October 5, 2021

With 130 percent increase in Texas patients, New Mexico Planned Parenthood clinics have 21 day wait times

Matthew Reichbach

Protesters of abortion bans march down Central Ave. in Albuquerque.

Planned Parenthood of the Rocky Mountain clinics, which includes those in New Mexico, experienced a 130 percent increase in patients coming from Texas since August.

The organization held a press conference on Monday alongside elected officials from New Mexico, Colorado and Nevada to discuss how the six-week gestational abortion ban in Texas has impacted the health care provider across the three states. In New Mexico alone, Planned Parenthood clinics have served 50 Texas patients since the ban began on September 1, Neta Meltzer, director of strategic communications for PPRM, said.

Vicki Cowart, president and chief executive officer for PPRM, said the average wait time for an appointment at a Planned Parenthood clinic in New Mexico is now 21 days.

She said Texas patients have had to travel, on average, 650 miles one-way to access abortion.

“The heinousness cannot be overstated,” Cowart said.

House Speaker Brian Egolf, D-Santa Fe, talked about the importance of SB 10, the Respect New Mexico Women and Families Act, which was enacted in February 2021. The law eliminated antiquated language from the criminal code that banned abortion in New Mexico with few exceptions.

“We value women’s ability to make important health care decisions based on the unique circumstances she faces in her life. We want to make sure politics never gets in between a woman and her doctor,” Egolf said.

He said New Mexico has been “working closely to identify new resources for patients in New Mexico.”

Cowart said patients coming from Texas have sometimes spent “their last dollar” on gas to get to the clinic but may not have money to feed their children on the drive back from Albuquerque to Texas. She said that private funders have stepped in with funding so that Planned Parenthood clinics can help Texas patients with the additional costs involved in travel but “it’s pretty significant.”

“If we get more funding [from New Mexico] to cover work we’re doing around contraception and healthy women and breast healthcare, we can use our money to help the Texas patients,” Cowart said.

Alexis McGill Johnson, president and chief executive officer of Planned Parenthood Federation of America, said that nearly 600 bills to ban or restrict abortion have been introduced into state legislatures so far in 2021. Of that, nearly 100 have been enacted, she said.

“2021 has been the worst year for reproductive health,” she said.

Egolf said New Mexico is “beyond debate at this point,” on reproductive healthcare.

“Those who want to turn back the clock are a minority,” he said. “The voters throughout the state, both rural and urban, responded overwhelmingly in support of pro-choice candidates in the primary and the general.”

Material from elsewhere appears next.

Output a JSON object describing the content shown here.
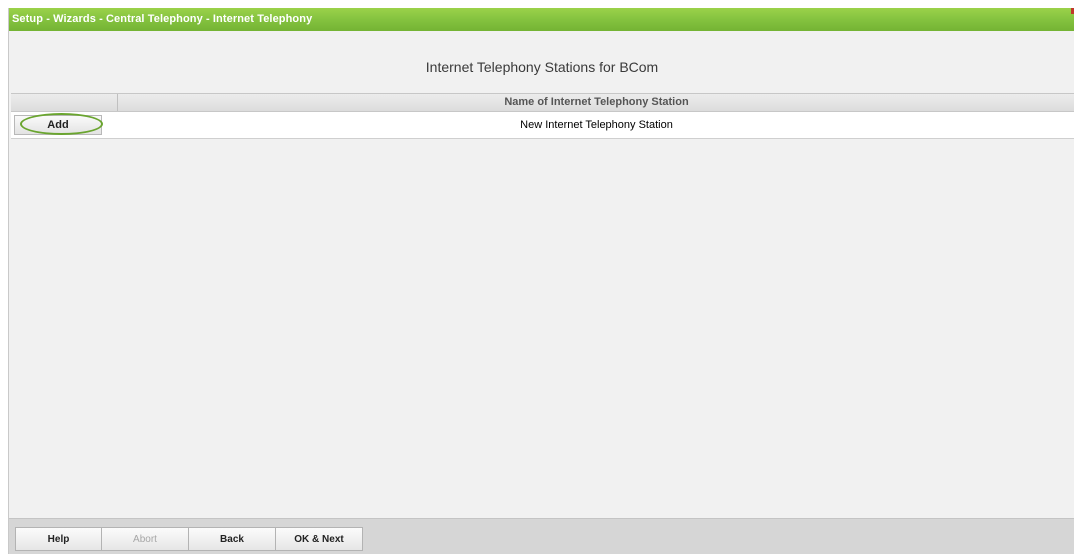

Egolf was presumably referring to the five progressive Democrats who defeated conservative Democratic Senate incumbents who had voted in the 2019 Legislature against repealing the antiquated language banning abortion in New Mexico that had been in the criminal code since 1969. While not all of the progressive Democrats won in November 2020, reproductive rights advocates picked up six votes in the state Senate during the general election.

Related: Reproductive rights advocates: A really good night for abortion access

Cowart said Planned Parenthood clinics are trying to expand their telehealth options so that patients in New Mexico can receive medication abortion through the mail as a way to ease the strain. But another “severe constraint is healthcare staffing.”

“People are worn out,” she said, referring to the COVID-19 pandemic.

Cowart said that in 2019, there were about 2,700 abortions in New Mexico but in Texas, there were about 56,000. 

“Planned Parenthood of the Rocky Mountains will do everything we can to serve the patients but with numbers like these, it won’t be enough. There will be patients who won’t be able to access care. There is something fundamentally wrong with forcing people to leave their home communities to seek healthcare,” she said.